Because if the Swiss Family Robinson built a pool, it might look something like this. Because the irregular-shaped deck — from its built-in bench to its thumb-shaped dining area — creates organic places for living. Because the cantilevered deck hides any telltale signs that this is actually an aboveground pool. Because a special finishing compound gives the cedar deck and rails a rich, warm look that will last for years. Because paver stones were used for the walkway instead of concrete, adding to the project’s natural look and feel. Because cedar flower boxes bring nature into this setting and honor a request from the garden-loving homeowner.

The way Patrick Halliday sees it, aboveground pools have it all over inground pools — as long as they’re done right.

“With our decks, aboveground pools can be just as nice [as inground gunite pools] without the added property taxes,” says Halliday, regional manager of Atlantis Pools in Alton, Ill.

But he isn’t talking about your average deck. Atlantis’ decks are elaborate works of art in and of themselves. And they’re pricey — as much as $15,000.

For the project featured here the pool had to be cut into a steep backyard incline— perfect for the type of pool Atlantis likes to build. “We just cut into the hillside and put a deck around it. It ends up looking like an inground with the deck around it. For this one, all the trees and the woodsy setting make it unbelievable.”

The finishing touch that brought the entire installation together was the pave-stone pathway that leads to the pool.
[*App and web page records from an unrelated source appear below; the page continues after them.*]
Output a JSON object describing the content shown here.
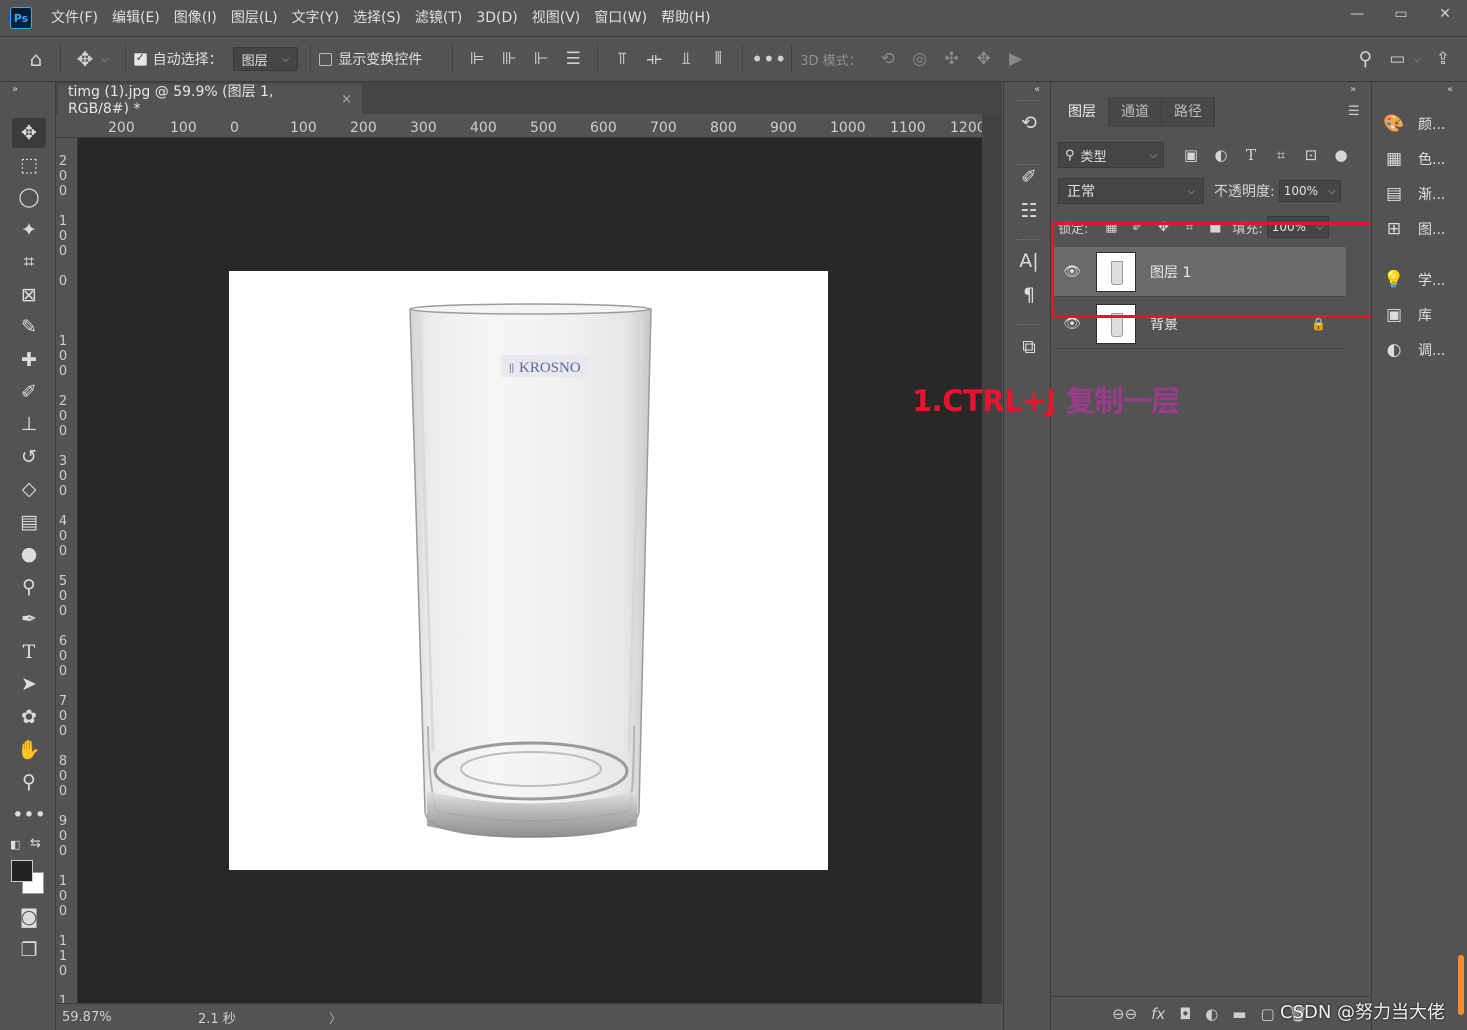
{
  "menu": [
    "文件(F)",
    "编辑(E)",
    "图像(I)",
    "图层(L)",
    "文字(Y)",
    "选择(S)",
    "滤镜(T)",
    "3D(D)",
    "视图(V)",
    "窗口(W)",
    "帮助(H)"
  ],
  "app_logo": "Ps",
  "window_controls": {
    "minimize": "—",
    "maximize": "▭",
    "close": "✕"
  },
  "options": {
    "auto_select_label": "自动选择：",
    "auto_select_checked": true,
    "auto_select_target": "图层",
    "show_transform_label": "显示变换控件",
    "show_transform_checked": false,
    "mode_3d_label": "3D 模式："
  },
  "document": {
    "tab_title": "timg (1).jpg @ 59.9% (图层 1, RGB/8#) *",
    "close_glyph": "×"
  },
  "ruler_top": [
    "200",
    "100",
    "0",
    "100",
    "200",
    "300",
    "400",
    "500",
    "600",
    "700",
    "800",
    "900",
    "1000",
    "1100",
    "1200"
  ],
  "ruler_left": [
    "2\n0\n0",
    "1\n0\n0",
    "0",
    "1\n0\n0",
    "2\n0\n0",
    "3\n0\n0",
    "4\n0\n0",
    "5\n0\n0",
    "6\n0\n0",
    "7\n0\n0",
    "8\n0\n0",
    "9\n0\n0",
    "1\n0\n0",
    "1\n1\n0",
    "1"
  ],
  "image": {
    "brand_text": "KROSNO",
    "brand_mark": "||"
  },
  "status": {
    "zoom": "59.87%",
    "time": "2.1 秒",
    "arrow": "〉"
  },
  "layers_panel": {
    "tabs": [
      "图层",
      "通道",
      "路径"
    ],
    "active_tab": 0,
    "filter_kind": "类型",
    "blend_mode": "正常",
    "opacity_label": "不透明度:",
    "opacity_value": "100%",
    "lock_label": "锁定:",
    "fill_label": "填充:",
    "fill_value": "100%",
    "layers": [
      {
        "name": "图层 1",
        "visible": true,
        "selected": true,
        "locked": false
      },
      {
        "name": "背景",
        "visible": true,
        "selected": false,
        "locked": true
      }
    ],
    "bottom_icons": [
      "⊖⊖",
      "fx",
      "◘",
      "◐",
      "▬",
      "▢",
      "🗑"
    ]
  },
  "right_dock": [
    "颜...",
    "色...",
    "渐...",
    "图...",
    "学...",
    "库",
    "调..."
  ],
  "annotation": {
    "part1": "1.CTRL+J",
    "part2": "复制一层"
  },
  "watermark": "CSDN @努力当大佬",
  "colors": {
    "panel": "#535353",
    "canvas_bg": "#282828",
    "highlight_red": "#e8142e",
    "annotation_purple": "#9b3b8c",
    "selected_row": "#6a6a6a"
  }
}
The area around the deck was then landscaped. The final custom touch was suggested by the homeowner: flower boxes built onto the deck.

“The wife wanted something where she could plant some annuals and add some color in the summer,” Halliday says. “We like doing little touches like that.”